Small stone chests, used for the secondary interment of human bones, were extremely popular among the Jewish population during the Second Temple period, i.e., between c. 40 B.C.E. and 135 C.E.. Ossuaries found by Hachlili at Jericho are dated to a more restricted time period: 10–68 C.E. They are mainly known from tombs in the vicinity of Jerusalem, but examples are known from Galilee (e.g., Nazareth), the Shephelah (e.g., Modi'in), and the lower Jordan River region (e.g., Jericho). A typical ossuary had a length of about 2.5 ft., so that it might accommodate the long bone of an adult leg, which is the longest bone in a human body. The ossuaries taper slightly toward the bottom; some stand on four low legs; they are made of soft limestone with flat or vaulted lids. Many contain scratched inscriptions on their sides in cursive Hebrew, Aramaic, or Greek, or in two languages (a few inscriptions were made with charcoal). In most cases only the name of the deceased or his family status is given, e.g., "Mother"; some inscriptions, however, are longer, e.g., "Dostos our father – do not open," or "The bones of the sons of Nicanor, who made the doors" (i.e., those of the *Nicanor gate in the Second Temple). In some cases (mostly in the burial of small children) one ossuary served for the bones of more than one body. The chests are sometimes decorated with a red or yellow wash of paint, but the usual decorations are chip-carved and chiseled decorations, with some designs executed using a compass. The surface of the ossuary was generally divided into two fields by square frames formed by a wavy line between two straight ones. The squares were filled with a rosette motif, usually with six leaves, but there are considerable variations in its form, as well as in the decoration of the surrounding surface, by the use of dots, wreaths, etc. The double-rosette motif is a very common decoration on ossuaries, and Wilkinson has suggested they might have been symbols used to invoke cherubim – the winged creatures on the inner curtain of the Tabernacle (Ex. 26:31). Some ossuaries are decorated with representations of plants, buildings, or parts of them (columns, capitals), gates.
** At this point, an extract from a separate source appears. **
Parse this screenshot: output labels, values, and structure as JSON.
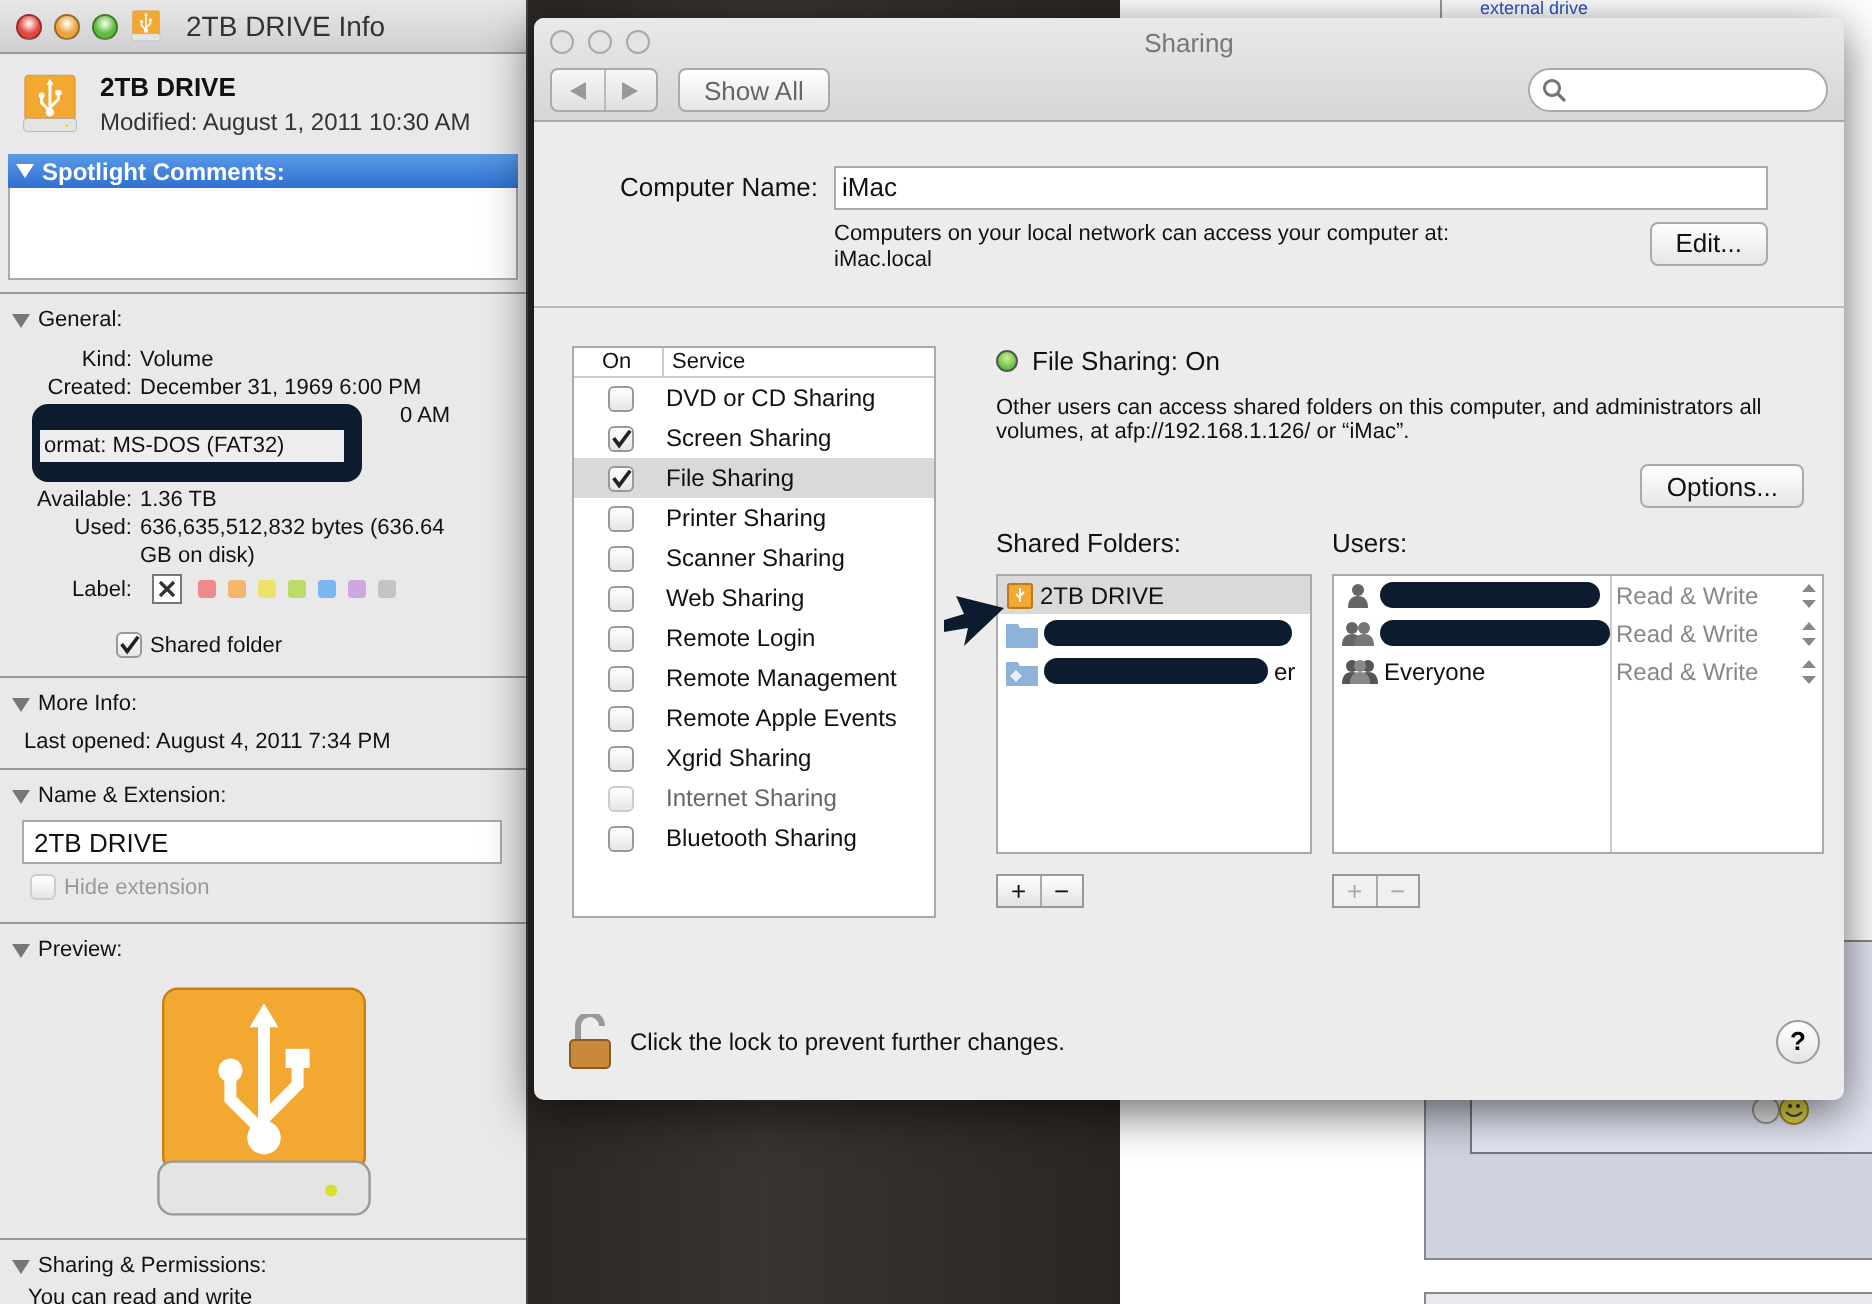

Various cross-like scratches and other marks sometimes appear on ossuaries and their lids (erroneously regarded by early scholars as Judeo-Christian symbols), and these were probably made by the stone craftsmen who carved the chests and wished to ensure their proper closure.


Y. Brand, Kelei ha-Ḥeres be-Sifrut ha-Talmud (1953), ch. 12, 20; Clermont-Ganneau, Arch, 1 (1899), 381ff.; R. Schutz, in: MGWJ, 75 (1931), 286ff.; L.H. Vincent. in: RB. 43 (1934), 564ff.; Watzinger, Denkmaeler, 2 (1935); Galling, Reallexikon, S.V. Sarkophag, Ossuar; Frey, Corpus, 2 (1952), 245ff.; A.G. Barrois, Manual d'archéologie biblique, 2 (1953), 308ff.; Goodenough, Symbols, 1 (1953), 110ff.; 3 (1953), nos. 105–230; Perrot, in: Atiqot, 3 (1961), 1ff. ADD. BIBLIOGRAPHY: E.M. Meyers, Jewish Ossuaries: Reburial and Rebirth (1971): I. Singer (ed.), Graves and Burial Practices in the Ancient Period (1994); L.Y. Rahmani, A Catalogue of Jewish Ossuaries (1994); R. Hachlili and A. Killebrew, Jericho: The Jewish Cemetery of the Second Temple Period (1999); Y. Billig, "The Use of Ossuaries for Secondary Burial During the Second Temple Period," in: Judea and Samaria Research Studies, 13 (2004), 51–55; A.M. Berlin, "Jewish Life Before the Revolt: The Archaeological Evidence," in: Journal for the Study of Judaism, 36 (2005), 453ff.

[Michael Avi-Yonah /

Shimon Gibson (2nd ed.)]

Source: Encyclopaedia Judaica. © 2008 The Gale Group. All Rights Reserved.